Bryian Sones
Union Pacific Prototype Modeler
Murrieta CA

 
The Union Pacific B-50-17 rebuilt boxcars rode on trucks with cast steel side frames with Barber Lateral Motion Devises.  Photos of these boxcars in Ted Culotta's Essential Freight Cars article #13, June 2004 RMC show a variety of side frame shapes.  One of these is accurately modeled by Tahoe Model Works' TMW-109/209 Barber Lateral Motion 50-Ton Truck.

These can be seen at  resincarworks.com/tahoe.htm

These are also accurate trucks for Owl Mountain Models' new SP F-50-10 and F-50-12 flat cars, OMM #2003 and #2005.

I have seen no photos of UP B-50-17 cars on Barber S-1-L trucks.

Brian Leppert
Tahoe Model Works
Carson City, NV


Re: Glass loaded on freight car

naptownprr
 

Those pictures of glass-making are very interesting to me.  Are there any pictures of the outside of the glass-making plant?
Jim Hunter


From: STMFC@... on behalf of 'Eric Hansmann' eric@... [STMFC]
Sent: Tuesday, September 26, 2017 1:16 PM
To: stmfc@...
Subject: [STMFC] Glass loaded on freight car
 
 

I was checking the Historic Pittsburgh site and found a new collection of images from PPG Industries. These links lead to a description page. Once the page loads, click on the image to view a large size.

 

Here’s a look inside of a box car with a load of plate glass, circa 1945.

http://historicpittsburgh.org/islandora/object/pitt%3A20170227-hpichswp-0009

 

 

 

A detailed diagram shows the glass making process, circa 1930. Note the raw materials are shoveled from a box car and the finished product is loaded into box cars or gondolas.

http://historicpittsburgh.org/islandora/object/pitt%3A20170227-hpichswp-0030

 

 

 

This gem shows a mid-1920s view of a PPG warehouse in Newark, NJ, with a string of classic freight cars. The loco sports Erie lettering.

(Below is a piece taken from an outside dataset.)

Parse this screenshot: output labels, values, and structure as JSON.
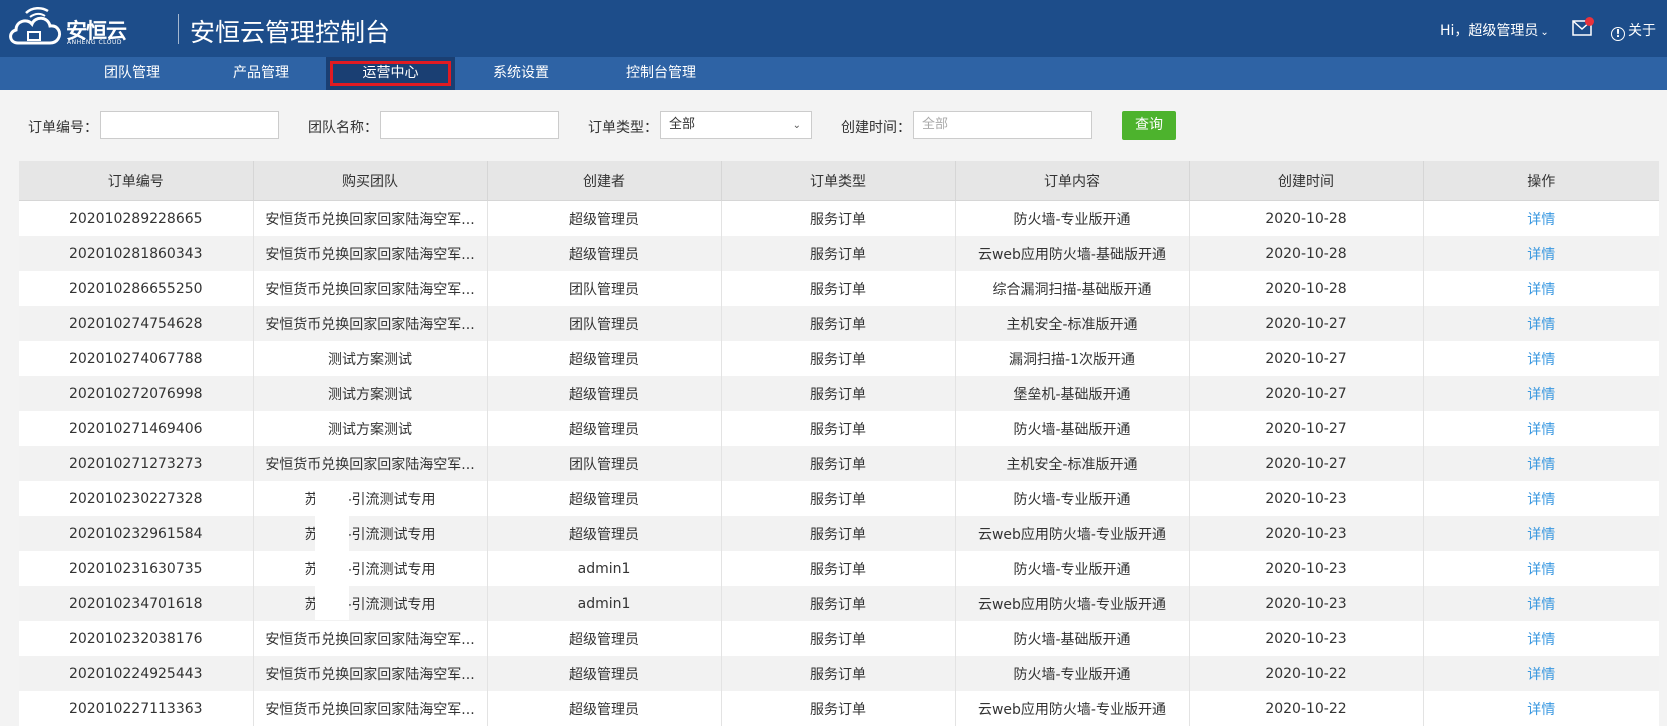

http://historicpittsburgh.org/islandora/object/pitt%3A20170227-hpichswp-0002

 

 

 

These are just a few of the many rail and industrial images in the Historic Pittsburgh site.

 

Eric Hansmann

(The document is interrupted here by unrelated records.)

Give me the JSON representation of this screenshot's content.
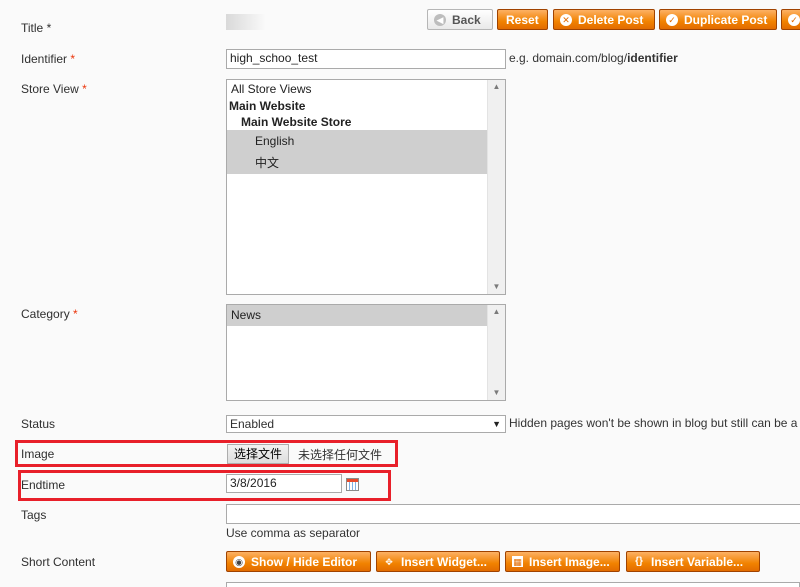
{
  "header": {
    "back_label": "Back",
    "reset_label": "Reset",
    "delete_label": "Delete Post",
    "duplicate_label": "Duplicate Post"
  },
  "form": {
    "title": {
      "label": "Title",
      "required": "*"
    },
    "identifier": {
      "label": "Identifier",
      "required": "*",
      "value": "high_schoo_test",
      "note_prefix": "e.g. domain.com/blog/",
      "note_bold": "identifier"
    },
    "store_view": {
      "label": "Store View",
      "required": "*",
      "options": [
        {
          "text": "All Store Views",
          "style": "normal",
          "selected": false
        },
        {
          "text": "Main Website",
          "style": "bold",
          "selected": false
        },
        {
          "text": "Main Website Store",
          "style": "bold",
          "selected": false
        },
        {
          "text": "English",
          "style": "normal",
          "selected": true
        },
        {
          "text": "中文",
          "style": "normal",
          "selected": true
        }
      ]
    },
    "category": {
      "label": "Category",
      "required": "*",
      "options": [
        {
          "text": "News",
          "selected": true
        }
      ]
    },
    "status": {
      "label": "Status",
      "value": "Enabled",
      "note": "Hidden pages won't be shown in blog but still can be a"
    },
    "image": {
      "label": "Image",
      "button_label": "选择文件",
      "file_text": "未选择任何文件"
    },
    "endtime": {
      "label": "Endtime",
      "value": "3/8/2016"
    },
    "tags": {
      "label": "Tags",
      "value": "",
      "hint": "Use comma as separator"
    },
    "short_content": {
      "label": "Short Content",
      "buttons": [
        "Show / Hide Editor",
        "Insert Widget...",
        "Insert Image...",
        "Insert Variable..."
      ]
    }
  },
  "icons": [
    "back-icon",
    "delete-icon",
    "check-icon",
    "calendar-icon",
    "eye-icon",
    "widget-icon",
    "image-icon",
    "variable-icon",
    "scroll-up-icon",
    "scroll-down-icon",
    "dropdown-arrow-icon"
  ],
  "colors": {
    "accent": "#f18200",
    "highlight": "#e8202a",
    "required": "#eb340a"
  }
}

Murfreesboro, TN


Re: Replacements for IM FGE details

Ken O'Brien
 

Bruce, thanks for the fast reply. I'll give IM a shout.

Ken O'Brien


Need assistance with ACF 19,000 gallon tank car brake stand.

Jason Kliewer
 

Hello group,


I'm trying to build a kit for an N scale ACF 19,000 tank car and I have the GA drawing, but the drawing I have shows a horizontal brake wheel and the model I want to produce has a vertical wheel.


The IRM has a Great Northern tank car that matches what I'm looking for and I"m wondering if anyone is friendly with or knows of a model railroad friendly member from the museum that could take some pictures of the brake wheel, the stand and how it attaches to the frame.


This is the car.


http://www2.irm.org/blogs/archives/1577-Tank-Car-Restoration-Progress-September-October-2013.html



Thank you in advanced for any assistance


Jason Kliewer

Colorado Springs, CO

30821 - 30840 of 183637